The demand for urban design specialists in the private sector has increased recently, but urban design has traditionally been conducted in the public sector, aiding decision making and resolving conflicts between different interests. Historically, this is because urban design was established in order to reduce environmental damage resulting from inappropriate use of private property. This has been established legislatively by the region unit plan, but in the past, this activity has not been as systematic due to the dual urban design tools of building laws and city planning laws. This was true during the transition period of local governments, when local boosterism was used as a means of up-zoning. One of the main goals of this research is to plan elaborate institutional solutions that yield a simple urban design functionality. To pursue this research, it is necessary to understand urban design itself as well as the relevant laws and administrative systems, local self-government, and urban economics. Using the strength of the cooperative course system, the program facilitates active exchanges with other subjects such as environmental planning and geography in order to establish an urban design institution.

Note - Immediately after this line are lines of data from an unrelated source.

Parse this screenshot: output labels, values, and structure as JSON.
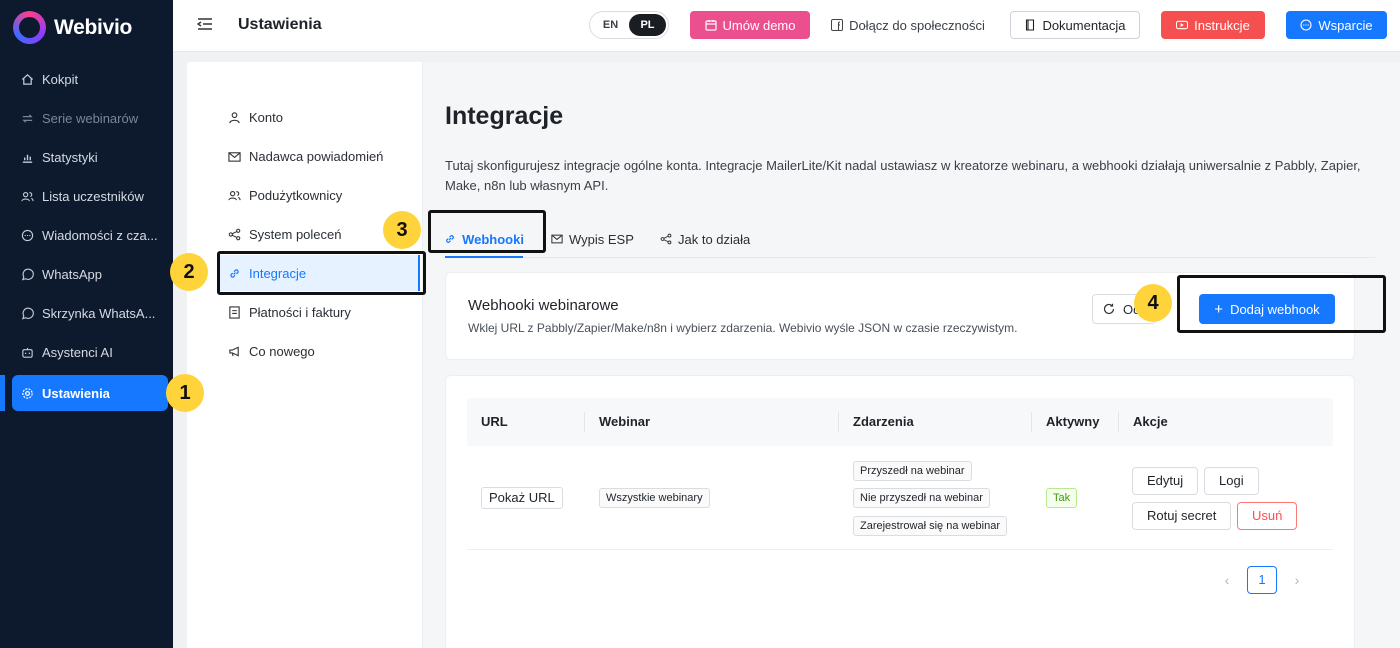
{
  "app": {
    "name": "Webivio"
  },
  "sidebar": {
    "items": [
      {
        "label": "Kokpit",
        "icon": "home-icon"
      },
      {
        "label": "Serie webinarów",
        "icon": "repeat-icon"
      },
      {
        "label": "Statystyki",
        "icon": "chart-icon"
      },
      {
        "label": "Lista uczestników",
        "icon": "users-icon"
      },
      {
        "label": "Wiadomości z cza...",
        "icon": "chat-icon"
      },
      {
        "label": "WhatsApp",
        "icon": "whatsapp-icon"
      },
      {
        "label": "Skrzynka WhatsA...",
        "icon": "whatsapp-icon"
      },
      {
        "label": "Asystenci AI",
        "icon": "robot-icon"
      },
      {
        "label": "Ustawienia",
        "icon": "gear-icon"
      }
    ]
  },
  "header": {
    "title": "Ustawienia",
    "lang": {
      "en": "EN",
      "pl": "PL",
      "active": "PL"
    },
    "demo": "Umów demo",
    "community": "Dołącz do społeczności",
    "docs": "Dokumentacja",
    "instructions": "Instrukcje",
    "support": "Wsparcie"
  },
  "settings_nav": {
    "items": [
      {
        "label": "Konto"
      },
      {
        "label": "Nadawca powiadomień"
      },
      {
        "label": "Podużytkownicy"
      },
      {
        "label": "System poleceń"
      },
      {
        "label": "Integracje"
      },
      {
        "label": "Płatności i faktury"
      },
      {
        "label": "Co nowego"
      }
    ]
  },
  "content": {
    "title": "Integracje",
    "description": "Tutaj skonfigurujesz integracje ogólne konta. Integracje MailerLite/Kit nadal ustawiasz w kreatorze webinaru, a webhooki działają uniwersalnie z Pabbly, Zapier, Make, n8n lub własnym API.",
    "tabs": [
      {
        "label": "Webhooki"
      },
      {
        "label": "Wypis ESP"
      },
      {
        "label": "Jak to działa"
      }
    ]
  },
  "webhooks_panel": {
    "title": "Webhooki webinarowe",
    "subtitle": "Wklej URL z Pabbly/Zapier/Make/n8n i wybierz zdarzenia. Webivio wyśle JSON w czasie rzeczywistym.",
    "refresh_label": "Odśwież",
    "add_label": "Dodaj webhook"
  },
  "table": {
    "columns": [
      "URL",
      "Webinar",
      "Zdarzenia",
      "Aktywny",
      "Akcje"
    ],
    "rows": [
      {
        "url": "Pokaż URL",
        "webinar": "Wszystkie webinary",
        "events": [
          "Przyszedł na webinar",
          "Nie przyszedł na webinar",
          "Zarejestrował się na webinar"
        ],
        "active": "Tak",
        "actions": {
          "edit": "Edytuj",
          "logs": "Logi",
          "rotate": "Rotuj secret",
          "delete": "Usuń"
        }
      }
    ]
  },
  "pagination": {
    "current": "1",
    "prev": "‹",
    "next": "›"
  },
  "annotations": {
    "b1": "1",
    "b2": "2",
    "b3": "3",
    "b4": "4"
  },
  "colors": {
    "primary": "#1677ff",
    "sidebar_bg": "#0d1a2e",
    "demo": "#ec4f8e",
    "instructions": "#f5504f",
    "badge": "#ffd43b"
  }
}
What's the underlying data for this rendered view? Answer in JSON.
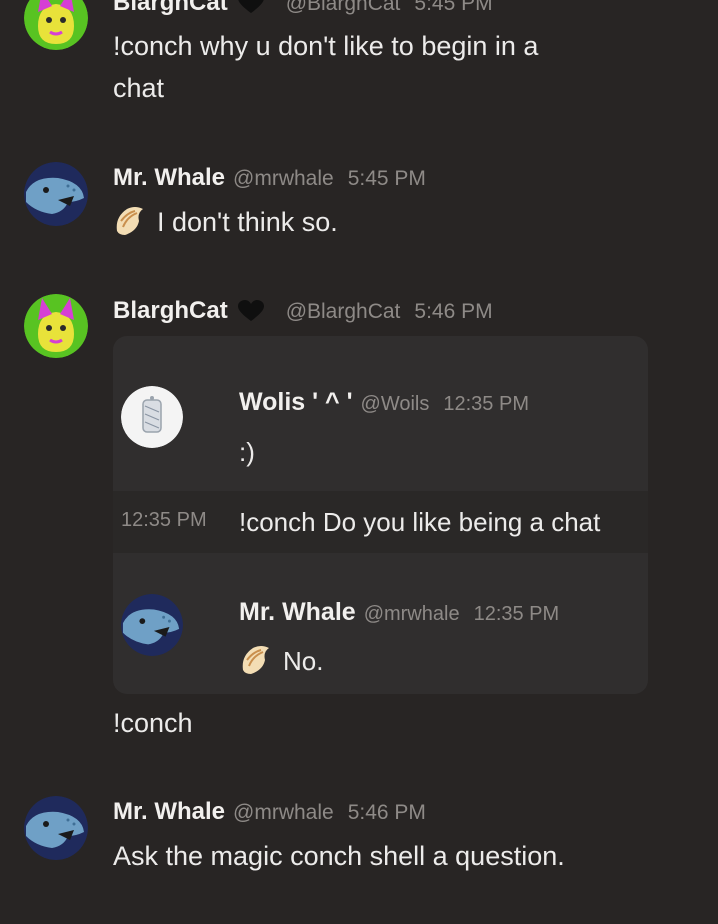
{
  "messages": [
    {
      "author": "BlarghCat",
      "handle": "@BlarghCat",
      "time": "5:45 PM",
      "text_line1": "!conch why u don't like to begin in a",
      "text_line2": "chat"
    },
    {
      "author": "Mr. Whale",
      "handle": "@mrwhale",
      "time": "5:45 PM",
      "text": "I don't think so."
    },
    {
      "author": "BlarghCat",
      "handle": "@BlarghCat",
      "time": "5:46 PM",
      "text": "!conch"
    },
    {
      "author": "Mr. Whale",
      "handle": "@mrwhale",
      "time": "5:46 PM",
      "text": "Ask the magic conch shell a question."
    }
  ],
  "embed": {
    "first": {
      "author": "Wolis ' ^ '",
      "handle": "@Woils",
      "time": "12:35 PM",
      "text": ":)"
    },
    "followup": {
      "time": "12:35 PM",
      "text": "!conch Do you like being a chat"
    },
    "reply": {
      "author": "Mr. Whale",
      "handle": "@mrwhale",
      "time": "12:35 PM",
      "text": "No."
    }
  },
  "colors": {
    "background": "#282524",
    "embed_background": "#302e2e",
    "text": "#ecebea",
    "muted": "#8e8a87"
  },
  "icons": {
    "badge": "black-heart-icon",
    "bot_prefix": "conch-shell-icon"
  }
}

Forecasting urban transitions using weighted models was popular in the 1980s but became less common for a time after difficulties in determining the optimal mathematical design were encountered. However, the development of information technology geographical information systems (GISs) in the 1990s opened new possibilities for using technology for forecasting and interactive decision-making regarding the use of urban spaces. Considerable research has been conducted in order to develop models and apply information technology to urban/traffic planning in Korea. However, the development of micro-utilization of land and design support systems have provided the foundation for urban design at a human scale, although their application worldwide is still in the early stages. This program supports research on alternative planning methods for complex urban environments in which a forecasting model and a GIS model of micro-utilization of land are employed. Further, we expect to obtain full-scale results owing to the reduction in the cost of structuring data after the completion of the National GIS project.